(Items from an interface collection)
=-=-=

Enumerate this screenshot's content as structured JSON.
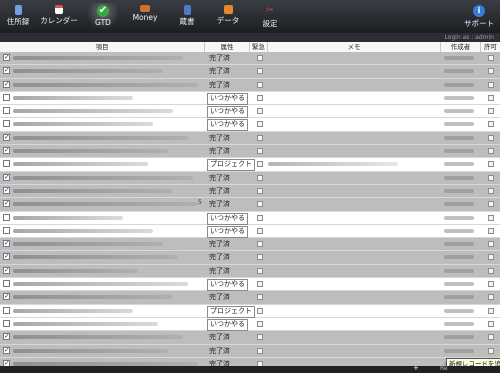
{
  "toolbar": {
    "items": [
      {
        "label": "住所録",
        "icon": "address-book-icon",
        "color": "#6fa0e0"
      },
      {
        "label": "カレンダー",
        "icon": "calendar-icon",
        "color": "#e05050"
      },
      {
        "label": "GTD",
        "icon": "checkmark-icon",
        "color": "#3aa840"
      },
      {
        "label": "Money",
        "icon": "wallet-icon",
        "color": "#c8742c"
      },
      {
        "label": "蔵書",
        "icon": "book-icon",
        "color": "#4c7ac8"
      },
      {
        "label": "データ",
        "icon": "data-icon",
        "color": "#e08a2c"
      },
      {
        "label": "設定",
        "icon": "tools-icon",
        "color": "#c84040"
      },
      {
        "label": "サポート",
        "icon": "info-icon",
        "color": "#3a7ad8"
      }
    ]
  },
  "login_text": "Login as : admin",
  "table": {
    "headers": {
      "item": "項目",
      "attr": "属性",
      "urgent": "緊急",
      "memo": "メモ",
      "author": "作成者",
      "permit": "許可"
    },
    "rows": [
      {
        "checked": true,
        "status": "完了済",
        "bg": "gray"
      },
      {
        "checked": true,
        "status": "完了済",
        "bg": "gray"
      },
      {
        "checked": true,
        "status": "完了済",
        "bg": "gray"
      },
      {
        "checked": false,
        "status": "いつかやる",
        "bg": "white"
      },
      {
        "checked": false,
        "status": "いつかやる",
        "bg": "white"
      },
      {
        "checked": false,
        "status": "いつかやる",
        "bg": "white"
      },
      {
        "checked": true,
        "status": "完了済",
        "bg": "gray"
      },
      {
        "checked": true,
        "status": "完了済",
        "bg": "gray"
      },
      {
        "checked": false,
        "status": "プロジェクト",
        "bg": "white",
        "memo": true
      },
      {
        "checked": true,
        "status": "完了済",
        "bg": "gray"
      },
      {
        "checked": true,
        "status": "完了済",
        "bg": "gray"
      },
      {
        "checked": true,
        "status": "完了済",
        "bg": "gray",
        "stray": "5"
      },
      {
        "checked": false,
        "status": "いつかやる",
        "bg": "white"
      },
      {
        "checked": false,
        "status": "いつかやる",
        "bg": "white"
      },
      {
        "checked": true,
        "status": "完了済",
        "bg": "gray"
      },
      {
        "checked": true,
        "status": "完了済",
        "bg": "gray"
      },
      {
        "checked": true,
        "status": "完了済",
        "bg": "gray"
      },
      {
        "checked": false,
        "status": "いつかやる",
        "bg": "white"
      },
      {
        "checked": true,
        "status": "完了済",
        "bg": "gray"
      },
      {
        "checked": false,
        "status": "プロジェクト",
        "bg": "white"
      },
      {
        "checked": false,
        "status": "いつかやる",
        "bg": "white"
      },
      {
        "checked": true,
        "status": "完了済",
        "bg": "gray"
      },
      {
        "checked": true,
        "status": "完了済",
        "bg": "gray"
      },
      {
        "checked": true,
        "status": "完了済",
        "bg": "gray"
      }
    ]
  },
  "footer": {
    "add_label": "+",
    "right_text": "Re"
  },
  "tooltip": "新規レコードを追加"
}
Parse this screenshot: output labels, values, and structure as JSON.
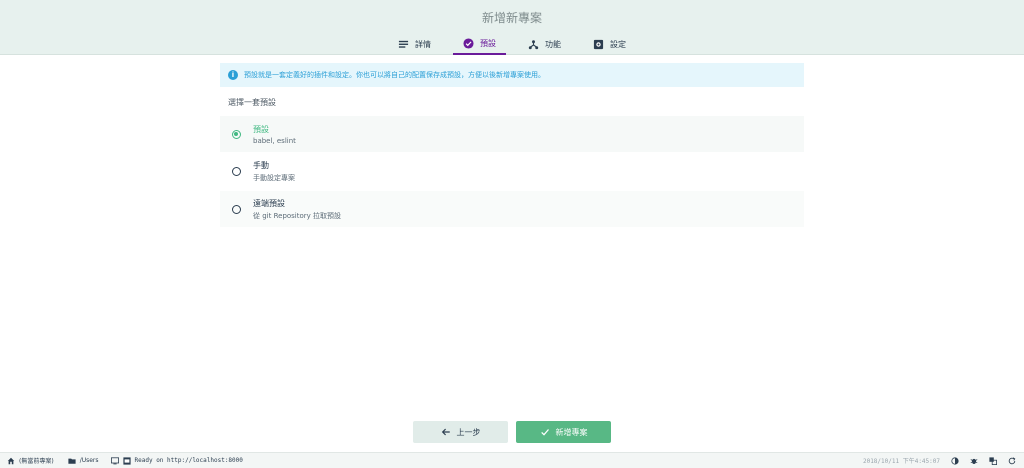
{
  "header": {
    "title": "新增新專案",
    "tabs": [
      {
        "label": "詳情",
        "icon": "details-icon",
        "active": false
      },
      {
        "label": "預設",
        "icon": "check-circle-icon",
        "active": true
      },
      {
        "label": "功能",
        "icon": "features-icon",
        "active": false
      },
      {
        "label": "設定",
        "icon": "settings-icon",
        "active": false
      }
    ]
  },
  "info": {
    "text": "預設就是一套定義好的插件和設定。你也可以將自己的配置保存成預設，方便以後新增專案使用。"
  },
  "presets": {
    "section_label": "選擇一套預設",
    "items": [
      {
        "name": "預設",
        "desc": "babel, eslint",
        "selected": true
      },
      {
        "name": "手動",
        "desc": "手動設定專案",
        "selected": false
      },
      {
        "name": "遠端預設",
        "desc": "從 git Repository 拉取預設",
        "selected": false
      }
    ]
  },
  "actions": {
    "prev_label": "上一步",
    "create_label": "新增專案"
  },
  "statusbar": {
    "project": "(無當前專案)",
    "folder": "/Users",
    "log": "Ready on http://localhost:8000",
    "time": "2018/10/11 下午4:45:07"
  },
  "colors": {
    "accent": "#42b983",
    "tab_active": "#6a1b9a",
    "info": "#2a9fd6"
  }
}
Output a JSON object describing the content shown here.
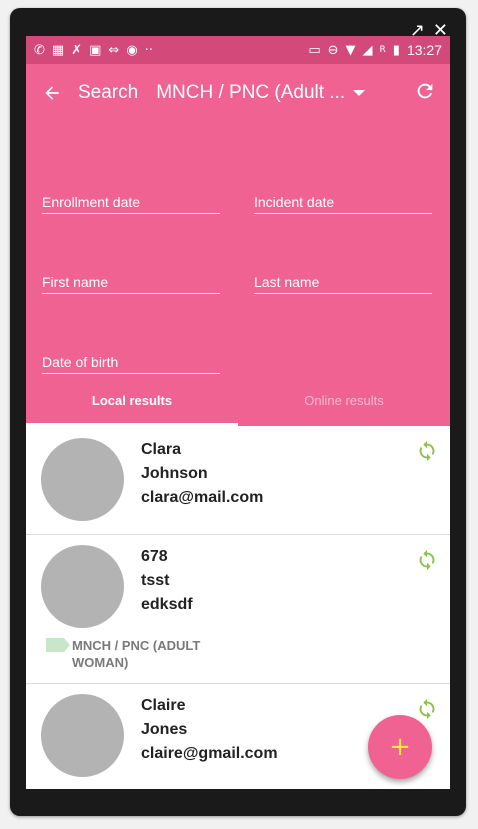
{
  "frame_controls": {
    "popout_icon": "popout-icon",
    "close_icon": "close-icon"
  },
  "status_bar": {
    "time": "13:27",
    "signal_label": "R"
  },
  "toolbar": {
    "title": "Search",
    "program": "MNCH / PNC (Adult ..."
  },
  "fields": [
    {
      "label": "Enrollment date"
    },
    {
      "label": "Incident date"
    },
    {
      "label": "First name"
    },
    {
      "label": "Last name"
    },
    {
      "label": "Date of birth"
    }
  ],
  "tabs": [
    {
      "label": "Local results",
      "active": true
    },
    {
      "label": "Online results",
      "active": false
    }
  ],
  "results": [
    {
      "lines": [
        "Clara",
        "Johnson",
        "clara@mail.com"
      ]
    },
    {
      "lines": [
        "678",
        "tsst",
        "edksdf"
      ],
      "program": "MNCH / PNC (ADULT WOMAN)"
    },
    {
      "lines": [
        "Claire",
        "Jones",
        "claire@gmail.com"
      ]
    }
  ],
  "fab": {
    "label": "+"
  },
  "colors": {
    "accent": "#f06292",
    "status_bar": "#d2497a",
    "sync": "#8bc34a",
    "fab_icon": "#ffeb3b"
  }
}
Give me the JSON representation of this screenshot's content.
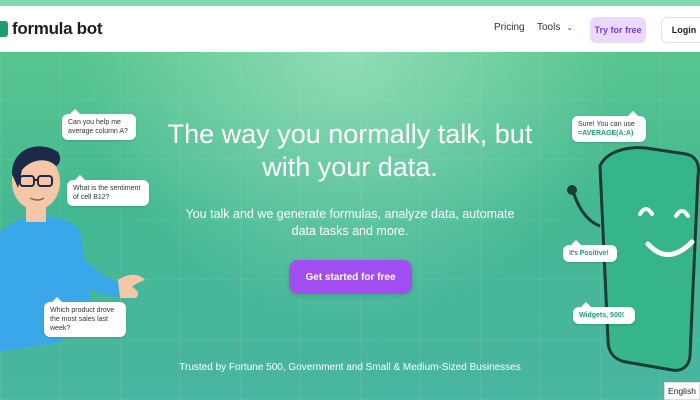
{
  "nav": {
    "logo_text": "formula bot",
    "links": [
      "Pricing",
      "Tools"
    ],
    "try_label": "Try for free",
    "login_label": "Login"
  },
  "hero": {
    "headline": "The way you normally talk, but with your data.",
    "subhead": "You talk and we generate formulas, analyze data, automate data tasks and more.",
    "cta_label": "Get started for free",
    "trusted": "Trusted by Fortune 500, Government and Small & Medium-Sized Businesses"
  },
  "bubbles": {
    "q1": "Can you help me average column A?",
    "q2": "What is the sentiment of cell B12?",
    "q3": "Which product drove the most sales last week?",
    "a1_text": "Sure! You can use",
    "a1_formula": "=AVERAGE(A:A)",
    "a2_prefix": "It's ",
    "a2_highlight": "Positive!",
    "a3": "Widgets, 500!"
  },
  "footer": {
    "language": "English"
  },
  "colors": {
    "brand": "#1f9d72",
    "cta": "#a24df0",
    "try_bg": "#ead9fb",
    "hero_green": "#44b892"
  }
}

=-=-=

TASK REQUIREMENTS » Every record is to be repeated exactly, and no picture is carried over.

PROBLEM SOLUTION »
Enumerate this screenshot's content as structured JSON.
{
  "toolbar": {
    "items": [
      {
        "label": "住所録",
        "icon": "address-book-icon",
        "color": "#6fa0e0"
      },
      {
        "label": "カレンダー",
        "icon": "calendar-icon",
        "color": "#e05050"
      },
      {
        "label": "GTD",
        "icon": "checkmark-icon",
        "color": "#3aa840"
      },
      {
        "label": "Money",
        "icon": "wallet-icon",
        "color": "#c8742c"
      },
      {
        "label": "蔵書",
        "icon": "book-icon",
        "color": "#4c7ac8"
      },
      {
        "label": "データ",
        "icon": "data-icon",
        "color": "#e08a2c"
      },
      {
        "label": "設定",
        "icon": "tools-icon",
        "color": "#c84040"
      },
      {
        "label": "サポート",
        "icon": "info-icon",
        "color": "#3a7ad8"
      }
    ]
  },
  "login_text": "Login as : admin",
  "table": {
    "headers": {
      "item": "項目",
      "attr": "属性",
      "urgent": "緊急",
      "memo": "メモ",
      "author": "作成者",
      "permit": "許可"
    },
    "rows": [
      {
        "checked": true,
        "status": "完了済",
        "bg": "gray"
      },
      {
        "checked": true,
        "status": "完了済",
        "bg": "gray"
      },
      {
        "checked": true,
        "status": "完了済",
        "bg": "gray"
      },
      {
        "checked": false,
        "status": "いつかやる",
        "bg": "white"
      },
      {
        "checked": false,
        "status": "いつかやる",
        "bg": "white"
      },
      {
        "checked": false,
        "status": "いつかやる",
        "bg": "white"
      },
      {
        "checked": true,
        "status": "完了済",
        "bg": "gray"
      },
      {
        "checked": true,
        "status": "完了済",
        "bg": "gray"
      },
      {
        "checked": false,
        "status": "プロジェクト",
        "bg": "white",
        "memo": true
      },
      {
        "checked": true,
        "status": "完了済",
        "bg": "gray"
      },
      {
        "checked": true,
        "status": "完了済",
        "bg": "gray"
      },
      {
        "checked": true,
        "status": "完了済",
        "bg": "gray",
        "stray": "5"
      },
      {
        "checked": false,
        "status": "いつかやる",
        "bg": "white"
      },
      {
        "checked": false,
        "status": "いつかやる",
        "bg": "white"
      },
      {
        "checked": true,
        "status": "完了済",
        "bg": "gray"
      },
      {
        "checked": true,
        "status": "完了済",
        "bg": "gray"
      },
      {
        "checked": true,
        "status": "完了済",
        "bg": "gray"
      },
      {
        "checked": false,
        "status": "いつかやる",
        "bg": "white"
      },
      {
        "checked": true,
        "status": "完了済",
        "bg": "gray"
      },
      {
        "checked": false,
        "status": "プロジェクト",
        "bg": "white"
      },
      {
        "checked": false,
        "status": "いつかやる",
        "bg": "white"
      },
      {
        "checked": true,
        "status": "完了済",
        "bg": "gray"
      },
      {
        "checked": true,
        "status": "完了済",
        "bg": "gray"
      },
      {
        "checked": true,
        "status": "完了済",
        "bg": "gray"
      }
    ]
  },
  "footer": {
    "add_label": "+",
    "right_text": "Re"
  },
  "tooltip": "新規レコードを追加"
}
Parse this screenshot: output labels, values, and structure as JSON.
{
  "header": {
    "title": "新增新專案",
    "tabs": [
      {
        "label": "詳情",
        "icon": "details-icon",
        "active": false
      },
      {
        "label": "預設",
        "icon": "check-circle-icon",
        "active": true
      },
      {
        "label": "功能",
        "icon": "features-icon",
        "active": false
      },
      {
        "label": "設定",
        "icon": "settings-icon",
        "active": false
      }
    ]
  },
  "info": {
    "text": "預設就是一套定義好的插件和設定。你也可以將自己的配置保存成預設，方便以後新增專案使用。"
  },
  "presets": {
    "section_label": "選擇一套預設",
    "items": [
      {
        "name": "預設",
        "desc": "babel, eslint",
        "selected": true
      },
      {
        "name": "手動",
        "desc": "手動設定專案",
        "selected": false
      },
      {
        "name": "遠端預設",
        "desc": "從 git Repository 拉取預設",
        "selected": false
      }
    ]
  },
  "actions": {
    "prev_label": "上一步",
    "create_label": "新增專案"
  },
  "statusbar": {
    "project": "(無當前專案)",
    "folder": "/Users",
    "log": "Ready on http://localhost:8000",
    "time": "2018/10/11 下午4:45:07"
  },
  "colors": {
    "accent": "#42b983",
    "tab_active": "#6a1b9a",
    "info": "#2a9fd6"
  }
}
Output a JSON object describing the content shown here.
{
  "frame_controls": {
    "popout_icon": "popout-icon",
    "close_icon": "close-icon"
  },
  "status_bar": {
    "time": "13:27",
    "signal_label": "R"
  },
  "toolbar": {
    "title": "Search",
    "program": "MNCH / PNC (Adult ..."
  },
  "fields": [
    {
      "label": "Enrollment date"
    },
    {
      "label": "Incident date"
    },
    {
      "label": "First name"
    },
    {
      "label": "Last name"
    },
    {
      "label": "Date of birth"
    }
  ],
  "tabs": [
    {
      "label": "Local results",
      "active": true
    },
    {
      "label": "Online results",
      "active": false
    }
  ],
  "results": [
    {
      "lines": [
        "Clara",
        "Johnson",
        "clara@mail.com"
      ]
    },
    {
      "lines": [
        "678",
        "tsst",
        "edksdf"
      ],
      "program": "MNCH / PNC (ADULT WOMAN)"
    },
    {
      "lines": [
        "Claire",
        "Jones",
        "claire@gmail.com"
      ]
    }
  ],
  "fab": {
    "label": "+"
  },
  "colors": {
    "accent": "#f06292",
    "status_bar": "#d2497a",
    "sync": "#8bc34a",
    "fab_icon": "#ffeb3b"
  }
}
Give me the JSON representation of this screenshot's content.
{
  "nav": {
    "logo_text": "formula bot",
    "links": [
      "Pricing",
      "Tools"
    ],
    "try_label": "Try for free",
    "login_label": "Login"
  },
  "hero": {
    "headline": "The way you normally talk, but with your data.",
    "subhead": "You talk and we generate formulas, analyze data, automate data tasks and more.",
    "cta_label": "Get started for free",
    "trusted": "Trusted by Fortune 500, Government and Small & Medium-Sized Businesses"
  },
  "bubbles": {
    "q1": "Can you help me average column A?",
    "q2": "What is the sentiment of cell B12?",
    "q3": "Which product drove the most sales last week?",
    "a1_text": "Sure! You can use",
    "a1_formula": "=AVERAGE(A:A)",
    "a2_prefix": "It's ",
    "a2_highlight": "Positive!",
    "a3": "Widgets, 500!"
  },
  "footer": {
    "language": "English"
  },
  "colors": {
    "brand": "#1f9d72",
    "cta": "#a24df0",
    "try_bg": "#ead9fb",
    "hero_green": "#44b892"
  }
}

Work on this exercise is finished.